the state of things

 

The Finest Blog You'll Read In The Next Two Minutes

by Douglas Lindsay - 13:00 on 10 October 2011

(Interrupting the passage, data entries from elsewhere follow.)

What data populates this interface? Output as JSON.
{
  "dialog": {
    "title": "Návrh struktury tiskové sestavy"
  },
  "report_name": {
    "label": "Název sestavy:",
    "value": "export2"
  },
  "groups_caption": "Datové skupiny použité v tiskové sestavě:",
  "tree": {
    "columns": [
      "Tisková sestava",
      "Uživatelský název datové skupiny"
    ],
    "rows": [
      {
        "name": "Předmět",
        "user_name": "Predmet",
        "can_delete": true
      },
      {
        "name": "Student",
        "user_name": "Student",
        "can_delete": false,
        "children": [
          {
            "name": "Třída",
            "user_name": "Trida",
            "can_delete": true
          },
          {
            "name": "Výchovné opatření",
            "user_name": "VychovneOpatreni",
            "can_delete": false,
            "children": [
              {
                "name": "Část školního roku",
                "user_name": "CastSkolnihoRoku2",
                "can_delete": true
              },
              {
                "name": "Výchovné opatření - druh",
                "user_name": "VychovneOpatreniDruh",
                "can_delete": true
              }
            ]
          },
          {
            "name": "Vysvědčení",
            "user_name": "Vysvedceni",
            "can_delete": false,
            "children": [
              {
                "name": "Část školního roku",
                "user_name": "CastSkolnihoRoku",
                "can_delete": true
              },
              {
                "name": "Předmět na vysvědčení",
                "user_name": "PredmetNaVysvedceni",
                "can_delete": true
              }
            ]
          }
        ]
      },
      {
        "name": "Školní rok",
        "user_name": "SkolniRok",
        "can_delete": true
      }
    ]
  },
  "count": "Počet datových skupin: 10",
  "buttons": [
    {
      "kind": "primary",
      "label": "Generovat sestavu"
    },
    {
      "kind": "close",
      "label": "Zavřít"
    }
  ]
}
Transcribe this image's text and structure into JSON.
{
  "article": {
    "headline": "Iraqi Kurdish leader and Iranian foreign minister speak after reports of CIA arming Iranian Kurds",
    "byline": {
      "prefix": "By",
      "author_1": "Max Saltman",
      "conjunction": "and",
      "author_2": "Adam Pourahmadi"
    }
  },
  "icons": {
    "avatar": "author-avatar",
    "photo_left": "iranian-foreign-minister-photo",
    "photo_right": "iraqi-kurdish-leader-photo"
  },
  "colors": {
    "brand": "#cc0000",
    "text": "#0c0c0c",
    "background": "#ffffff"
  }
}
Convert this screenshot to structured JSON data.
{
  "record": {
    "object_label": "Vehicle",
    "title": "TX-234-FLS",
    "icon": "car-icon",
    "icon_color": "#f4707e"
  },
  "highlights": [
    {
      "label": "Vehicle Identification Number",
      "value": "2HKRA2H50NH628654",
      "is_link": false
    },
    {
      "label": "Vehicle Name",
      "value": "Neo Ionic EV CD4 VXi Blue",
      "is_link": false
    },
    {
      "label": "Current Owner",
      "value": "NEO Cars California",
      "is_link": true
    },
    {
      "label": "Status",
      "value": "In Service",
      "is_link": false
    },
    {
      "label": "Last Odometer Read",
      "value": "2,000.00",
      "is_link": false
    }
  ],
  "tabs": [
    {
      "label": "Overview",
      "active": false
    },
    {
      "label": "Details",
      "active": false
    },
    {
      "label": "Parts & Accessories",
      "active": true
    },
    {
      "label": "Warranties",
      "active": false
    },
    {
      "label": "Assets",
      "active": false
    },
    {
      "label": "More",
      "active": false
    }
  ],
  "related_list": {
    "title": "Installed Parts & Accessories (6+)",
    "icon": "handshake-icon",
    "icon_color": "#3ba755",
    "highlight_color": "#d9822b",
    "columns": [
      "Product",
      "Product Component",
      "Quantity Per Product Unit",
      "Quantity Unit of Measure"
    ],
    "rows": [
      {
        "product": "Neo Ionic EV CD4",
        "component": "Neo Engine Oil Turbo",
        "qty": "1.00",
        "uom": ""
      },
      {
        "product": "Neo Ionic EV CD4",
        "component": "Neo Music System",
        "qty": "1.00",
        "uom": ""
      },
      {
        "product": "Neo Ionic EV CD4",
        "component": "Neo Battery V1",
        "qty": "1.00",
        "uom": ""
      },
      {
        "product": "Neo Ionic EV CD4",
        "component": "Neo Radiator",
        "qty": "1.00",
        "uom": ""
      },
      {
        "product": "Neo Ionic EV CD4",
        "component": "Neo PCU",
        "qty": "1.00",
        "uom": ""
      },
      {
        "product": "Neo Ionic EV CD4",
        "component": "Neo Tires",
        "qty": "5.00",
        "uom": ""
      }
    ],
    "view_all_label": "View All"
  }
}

Spent the weekend watching Two of Two play rugby. He's eleven. Weekends spent watching eleven year-olds play rugby are unlikely to qualify for the best weekend you ever have in your life. Watching your kid play rugby isn't an enjoyable experience. It's akin to your kid serving in a war zone and you getting to sit on the sidelines and watch while he goes out on patrol in an area controlled by insurgents.

 

Kids drop like flies. The full brutality of rugby is laid bare on the battlefield of small boys. Every couple of minutes or so some kid or other stays down, lying completely inert, or else drops like a stone, crying out for all the world like some Death Eater has just blasted him with the cruciatus curse.

 

The school we pitched up at on Saturday had the ambulance pre-booked and already in attendance. The Festival of Small Boy War that we went to yesterday had more medical staff on hand than rugby coaches or referees. This isn't a Daily Express-esque Health & Safety gone mad situation. This is life at its most basic and brutal, and utterly demanding that there are a series of health professionals in close attendance. On neither occasion was the air ambulance present, but that was probably only because it was in some other part of the west country ferrying some kid with another player's boot surgically implanted in his eye socket to the RUH in Bath.

 

When one's kid is playing cricket, you pop along with a hamper full of wine and olives and bread sticks, and sit out on a warm summer's evening on a patch of grass, politely applauding both sides and hoping that your kid comes off with neither his skin nor ego too bruised. The cricket ball, as a weapon of war, certainly has the potential to make a kid's brain explode with a direct hit, but generally any time they're anywhere near the wicket they're wearing a helmet, and cricket injuries are the exception rather than the rule.

 

Rugby is played on freezing cold Sunday mornings, the rain teeming down, and the wind whipping brutally in off the sea, even if the sea is forty miles away. And, no matter how well your kid is playing, or if his team is on top, there's no fun in it. You don't go along there to enjoy the rugby or the atmosphere. You go along to be there for your son when he gets his face kicked in, several bones broken, or has the unfortunate bad luck to leave one of his eyeballs attached to the stud of some vicious little nipper's boot.

 

Injuries are not the exception, but the inevitability. It's going to be a long seven years of senior school.

 

Nevertheless, there was one small shining moment of light yesterday. With two minutes to go of one of the games, the opposition had the put-in at a scrum about ten yards out from our try-line. They were a try behind, so had two minutes to draw level. Their fly-half exhorted his team mates with the words: Let's make this the best two minutes we've ever played in our lives.

 

Holy crap. How many American TV shows have you been watching, son? It would have been nice if everyone on the entire field, players, parents, referees, coaches and all attending medical staff, had stopped at this point, and looked at the young chap in order to give him the benefit of a raised eyebrow. Sadly this didn't happen, allowing him to then tell his forwards to push harder than they'd ever pushed before, as though they were about to collectively give birth to a giant eight-headed baby monster.

 

The next two minutes unfolded rather mundanely, with no further scoring action. I doubt it was the best two minutes that anyone had ever done anything in their life. What on earth is he going to say to them when he's playing a game of some importance?

  • Come on guys, let's make this the most explosive two minutes in all of time and space.
  • Let's play rugby in a way that resonates down the centuries, makes empires fall and changes the public's perception of Sunday morning sport.
  • We stand on the threshold of history. Stand fast men, and prepare for battle.
  • Many of you will die here tonight, but it will be such a death!

Sadly, he will likely say none of these, but will continue to get his lines of encouragement from episodes of Hannah Montana.


Add your comment

Your Name


Your Email (only if you are happy to have it on the site)


Your Comment - no HTML or weblinks


Enter this number in the box below and click Send - why?Unfortunately we have to do this to prevent the system being swamped by automated spam

 
Please note that whenever you submit something which may be publicly shown on a website you should take care not to make any statements which could be considered defamatory to any person or organisation.
site map | cookie policy | privacy policy